More than any other factor in recent years, the coronavirus has changed how we live and where we choose to live. Up until this year, demographers have puzzled over why there was so little movement among the population.

Now, individuals and families are relocating in large numbers and to places that a year ago would not have been top of mind. Especially in the case of higher-income households, this is causing profound shifts in the makeup of communities and the distribution of wealth.

While home sales overall in the second half of the year have exceeded expectations, purchases of luxury homes have skyrocketed. Online real estate brokerage Redfin reports luxury home sales in the third quarter surged nearly 42% year-over-year, while the rest of the market saw single digit increases. High demand and the willingness of higher-income buyers to pay top price have brought more properties onto the market, driving sales even higher.

That trend has continued into the fourth quarter. According to the Institute for Luxury Home Marketing (ILHM), sales of single-family luxury homes in October were nearly double those of the previous year. Homes are spending less time on the market and, on average, are selling for around the asking price or higher.

Even more noteworthy than the sales figures is where the wealthy are choosing to buy. Data gathered by show during the third quarter prices of luxury homes rose fastest in outlying and secondary markets but slowed in urban centers and tech hubs. Suburbs away from but within driving distance of large metro areas such as New York, Los Angeles and San Francisco experienced substantial acceleration in price growth due to increased demand for single-family homes.

Another popular option for higher-income buyers is a secondary or vacation home. Housing industry news site HousingWire relates that buyer traffic in beach and resort areas has been “crazy” during the summer months and on into the fall. As there is no sign of the pandemic abating anytime soon, in some cases families who rented properties to get away from the city for the summer are now enrolling their children in the local schools, buying homes and putting down roots where they can have more space and enjoy the outdoors.

Driving the demand for these properties is a new type of luxury buyer who is seeking a higher quality of life rather than ostentation and opulence. A recent study by Coldwell Banker Global Luxury (CBGL) identifies three emerging groups of affluent homebuyers, which it calls “trailblazers,” who are reshaping the luxury home market.

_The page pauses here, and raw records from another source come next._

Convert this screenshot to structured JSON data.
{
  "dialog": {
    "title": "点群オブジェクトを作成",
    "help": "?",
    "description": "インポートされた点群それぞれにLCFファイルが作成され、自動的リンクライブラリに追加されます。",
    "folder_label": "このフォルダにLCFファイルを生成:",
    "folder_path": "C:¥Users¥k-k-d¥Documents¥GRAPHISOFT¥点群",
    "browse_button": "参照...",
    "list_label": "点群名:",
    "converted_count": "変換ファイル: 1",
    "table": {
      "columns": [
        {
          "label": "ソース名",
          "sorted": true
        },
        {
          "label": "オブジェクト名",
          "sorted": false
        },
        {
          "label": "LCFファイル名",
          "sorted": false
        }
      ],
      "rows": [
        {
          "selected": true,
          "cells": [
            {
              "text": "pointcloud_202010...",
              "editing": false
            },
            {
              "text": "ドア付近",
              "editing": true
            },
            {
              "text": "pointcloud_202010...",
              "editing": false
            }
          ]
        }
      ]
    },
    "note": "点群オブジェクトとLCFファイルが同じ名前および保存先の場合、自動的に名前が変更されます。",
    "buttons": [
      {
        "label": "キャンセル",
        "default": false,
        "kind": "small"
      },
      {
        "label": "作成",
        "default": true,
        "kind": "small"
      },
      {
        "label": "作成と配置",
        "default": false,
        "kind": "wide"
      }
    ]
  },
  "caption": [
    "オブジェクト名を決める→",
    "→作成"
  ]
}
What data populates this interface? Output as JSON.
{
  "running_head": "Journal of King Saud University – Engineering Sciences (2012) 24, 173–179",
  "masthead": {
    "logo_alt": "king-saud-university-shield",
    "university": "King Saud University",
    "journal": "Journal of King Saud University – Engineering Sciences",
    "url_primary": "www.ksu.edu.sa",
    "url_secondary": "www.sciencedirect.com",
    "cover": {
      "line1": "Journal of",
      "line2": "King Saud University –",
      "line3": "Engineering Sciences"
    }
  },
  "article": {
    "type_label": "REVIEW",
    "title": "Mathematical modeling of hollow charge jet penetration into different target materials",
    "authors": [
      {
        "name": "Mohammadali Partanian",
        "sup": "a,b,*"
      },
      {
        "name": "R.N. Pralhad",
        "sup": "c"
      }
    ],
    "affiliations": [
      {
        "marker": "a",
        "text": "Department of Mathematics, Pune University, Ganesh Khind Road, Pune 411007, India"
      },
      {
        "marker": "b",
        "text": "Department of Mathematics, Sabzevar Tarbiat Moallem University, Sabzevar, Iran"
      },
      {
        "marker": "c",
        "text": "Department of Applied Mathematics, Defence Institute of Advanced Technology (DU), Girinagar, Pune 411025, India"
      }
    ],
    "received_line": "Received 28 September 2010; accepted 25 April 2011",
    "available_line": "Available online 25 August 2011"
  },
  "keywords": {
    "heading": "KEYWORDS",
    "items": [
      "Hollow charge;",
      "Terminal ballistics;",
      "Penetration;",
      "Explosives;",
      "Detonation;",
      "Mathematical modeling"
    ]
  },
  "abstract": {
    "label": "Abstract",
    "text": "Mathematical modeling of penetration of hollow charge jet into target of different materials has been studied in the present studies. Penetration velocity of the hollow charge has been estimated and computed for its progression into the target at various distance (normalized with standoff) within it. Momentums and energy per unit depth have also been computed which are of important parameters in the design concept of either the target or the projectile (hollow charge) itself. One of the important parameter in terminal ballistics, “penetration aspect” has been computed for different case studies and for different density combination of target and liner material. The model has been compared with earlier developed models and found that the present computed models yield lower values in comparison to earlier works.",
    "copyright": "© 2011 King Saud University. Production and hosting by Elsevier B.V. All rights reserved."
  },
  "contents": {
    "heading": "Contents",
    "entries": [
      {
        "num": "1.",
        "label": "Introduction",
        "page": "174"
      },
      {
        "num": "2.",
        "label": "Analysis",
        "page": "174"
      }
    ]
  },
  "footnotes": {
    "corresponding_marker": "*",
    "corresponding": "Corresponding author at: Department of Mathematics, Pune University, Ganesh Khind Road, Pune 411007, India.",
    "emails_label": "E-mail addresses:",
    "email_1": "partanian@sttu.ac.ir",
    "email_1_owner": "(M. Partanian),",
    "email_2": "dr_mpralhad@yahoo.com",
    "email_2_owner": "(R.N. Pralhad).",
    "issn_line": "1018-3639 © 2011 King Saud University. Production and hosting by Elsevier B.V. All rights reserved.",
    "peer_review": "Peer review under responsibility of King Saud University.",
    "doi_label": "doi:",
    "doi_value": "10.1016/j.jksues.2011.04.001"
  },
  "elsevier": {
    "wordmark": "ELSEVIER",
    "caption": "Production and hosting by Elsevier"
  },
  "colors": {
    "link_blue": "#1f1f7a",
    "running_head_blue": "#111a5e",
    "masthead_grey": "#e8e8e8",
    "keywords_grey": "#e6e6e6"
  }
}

What and where they choose to buy is dictated by recent lifestyle changes and a desire to realign their values and priorities.

Briefly, the study classifies these trailblazers into explorers, new suburbanites and resorters. As the name suggests, explorers are leaving cities in favor of exurbs, outlying suburbs and small towns in search of adventure and a more traditional secure and livable lifestyle connected to nature. New suburbanites are drawn to towns that offer some of the amenities of urban living and good schools while providing more spacious homes with big yards suitable for families. Resorters are those snatching up homes in high-class resort areas where they can enjoy the best of both worlds, outdoor recreation and luxury amenities.

As they settle in, these trailblazers, through their wealth, influence and lifestyles, will have an impact on their new communities, and bring wealth and opportunities to new markets. That should help to spread demand for interior design services more equitably and generate more business, both from those wanting to sell a property and from those wanting to buy. Since many of these trailblazers are below age 50, they have the potential to become a new pool of prospective clients, perhaps for some time to come.